- Practical Information for Immediately After a Loss
- This brief guide gives practical information to help survivors of suicide loss get through the first few days.
- Taking Care of Yourself
- This brief guide answers questions survivors of suicide loss might have about what emotions to expect and how to make self care a priority.
- The 5 Stages of Grief on Wikipedia
- The Serenity Prayer on Wikipedia
A message from a loss survivor:
“Some of the most influential things which helped me through my mother’s suicide were learning about the stages of grief, The Anxiety and Phobia Workbook by Edmund J. Bourne, the powerful message in the Serenity Prayer, and writing letters to my mother.”
- For Attempt Survivors from the American Association of Suicidology
- Mental Health Channel
- A FREE online mental wellness channel for every viewer
- Reasons to Go On Living
- Stories of people who have attempted or seriously contemplated suicide but now want to go on living
- Talking About Suicide
- 60 interviews with attempt survivors
- What Happens Now? A project by the American Association of Suicidology
- The “S” Word Documentary June 16, 2016
Suicide Support Groups
Austin Support Groups
Austin Survivors of Suicide
St. David’s North Austin Medical Center
2221 North Mopac Expressway
Austin, TX 78758
Contact: Linda Davis
Enter at any entrance and go to the 2nd floor Room 2-C behind the chapel
Meeting Times: bimonthly; 1st and 3rd Tuesday of every month at 6:30pm
My Healing Place
2413 Greenlawn Pkwy, Austin, TX 78757
Contact: Khris Ford, Director (512) 472-7878
Meeting Times: bimonthly, 1st and 3rd Tuesdays of every month at 7pm
Facilitator: Mental health professional
Charge: Fee will be determined at intake
All new individuals must schedule an intake/orientation prior to their first group meeting.
Survivors of Suicide
Christi Center Annex
2306 Hancock Drive
Austin, TX 78756
Meeting Times: weekly, every Tuesday at 6:30-8:00pm
Central Texas Support Groups
Christi Center – Williamson County
Georgetown Community Resource Center
805 W. University
Georgetown, TX 78626
Meeting Times: bimonthly, 2nd and 4th Monday of every month at 7-9pm
Survivors of Suicide Greater Fort Hood
Cedar Crest Hospital
9426, 3500 N I-35 Frontage Rd.
Belton, TX 76513
Contacts: Janet Sutton (254) 718-9502
Clare Tobon (708) 870-2817
Meeting Times: 1st Saturday of the month at 9am

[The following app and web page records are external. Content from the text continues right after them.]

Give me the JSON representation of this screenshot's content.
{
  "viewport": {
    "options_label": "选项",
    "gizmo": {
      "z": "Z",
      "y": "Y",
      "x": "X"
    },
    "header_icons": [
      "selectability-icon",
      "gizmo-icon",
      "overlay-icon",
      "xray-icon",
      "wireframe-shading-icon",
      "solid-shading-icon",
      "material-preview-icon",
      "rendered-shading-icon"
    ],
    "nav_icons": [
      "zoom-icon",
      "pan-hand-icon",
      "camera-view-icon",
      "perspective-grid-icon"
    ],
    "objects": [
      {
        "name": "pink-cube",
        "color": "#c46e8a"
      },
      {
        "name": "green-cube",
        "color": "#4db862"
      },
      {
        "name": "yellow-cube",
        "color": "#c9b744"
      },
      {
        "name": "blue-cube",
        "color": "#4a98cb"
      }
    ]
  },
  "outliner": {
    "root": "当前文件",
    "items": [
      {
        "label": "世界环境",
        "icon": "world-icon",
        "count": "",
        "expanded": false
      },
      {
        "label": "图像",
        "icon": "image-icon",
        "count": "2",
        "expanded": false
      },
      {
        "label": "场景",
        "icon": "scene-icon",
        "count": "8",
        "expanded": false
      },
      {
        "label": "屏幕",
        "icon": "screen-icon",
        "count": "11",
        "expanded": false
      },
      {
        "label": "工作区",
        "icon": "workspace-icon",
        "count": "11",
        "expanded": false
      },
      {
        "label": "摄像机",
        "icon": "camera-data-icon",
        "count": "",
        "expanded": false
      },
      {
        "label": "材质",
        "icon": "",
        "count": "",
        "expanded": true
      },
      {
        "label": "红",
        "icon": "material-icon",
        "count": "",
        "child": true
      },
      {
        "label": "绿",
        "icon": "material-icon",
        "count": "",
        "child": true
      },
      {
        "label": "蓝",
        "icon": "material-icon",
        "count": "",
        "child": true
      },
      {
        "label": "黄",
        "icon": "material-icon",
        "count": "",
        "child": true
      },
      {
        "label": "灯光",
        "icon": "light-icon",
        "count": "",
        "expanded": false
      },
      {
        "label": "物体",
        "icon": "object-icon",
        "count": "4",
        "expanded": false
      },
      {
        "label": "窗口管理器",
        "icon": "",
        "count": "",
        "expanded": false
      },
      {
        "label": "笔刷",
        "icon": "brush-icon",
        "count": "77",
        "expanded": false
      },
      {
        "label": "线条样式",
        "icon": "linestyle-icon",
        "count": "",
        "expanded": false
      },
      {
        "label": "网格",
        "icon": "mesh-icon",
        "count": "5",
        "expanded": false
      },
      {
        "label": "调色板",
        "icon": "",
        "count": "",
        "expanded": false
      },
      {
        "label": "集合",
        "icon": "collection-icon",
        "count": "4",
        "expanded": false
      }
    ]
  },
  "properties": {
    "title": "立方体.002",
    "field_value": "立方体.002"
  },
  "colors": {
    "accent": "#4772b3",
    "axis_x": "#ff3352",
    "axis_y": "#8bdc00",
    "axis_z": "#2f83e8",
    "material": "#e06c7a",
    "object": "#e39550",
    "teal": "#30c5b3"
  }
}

Survivors of Suicide – San Marcos, TX
CTMC Hospice Care Office
1515 I-H 35 North
San Marcos, TX 78666
Contact: Murray Kast (512) 754-0322
Meeting Times: 1st and 3rd Monday of every month at 6:30 pm (First meeting is on Mon. 8/6/18)
Facilitator: Mental health professional
Find Texas Support Groups: American Foundation for Suicide Prevention
National Empowerment Center Warm Lines
Greater Tarrant County Warmline 1-817-546-7806
Recommended Reading Lists
- Austin Reading List– Survivors of Suicide
- Searchable Library– Suicide Prevention Resource Center
- Recommended Reading– American Association of Suicidology
- Reading Lists– Action Alliance for Suicide Prevention and Suicide.org
- Suicide and Life-Threatening Behavior- American Association of Suicidology’s official journal
- Reading List– Suicide Awareness Voices of Education
Suicide: Survivors – A Guide For Those Left Behind by Adina Wrobleski
“Suicide: Survivors is a wonderful book published on suicide and suicide grief. The author, Adina Wrobleski, was the original founder of SAVE, and an expert on suicide. She has spent many years studying the subject after her daughter, Lynn, died by suicide in the late 1970’s. Reading this book is a good “first step” for someone beginning the arduous journey of trying to work through suicide grief.” –family member review. This book can be ordered directly from SAVE.
Links of Interest
|The Way Forward Full report by the Suicide Attempt Survivors Task Force with an extensive list of resources starting on page 77: websites, books, support groups, and therapies.|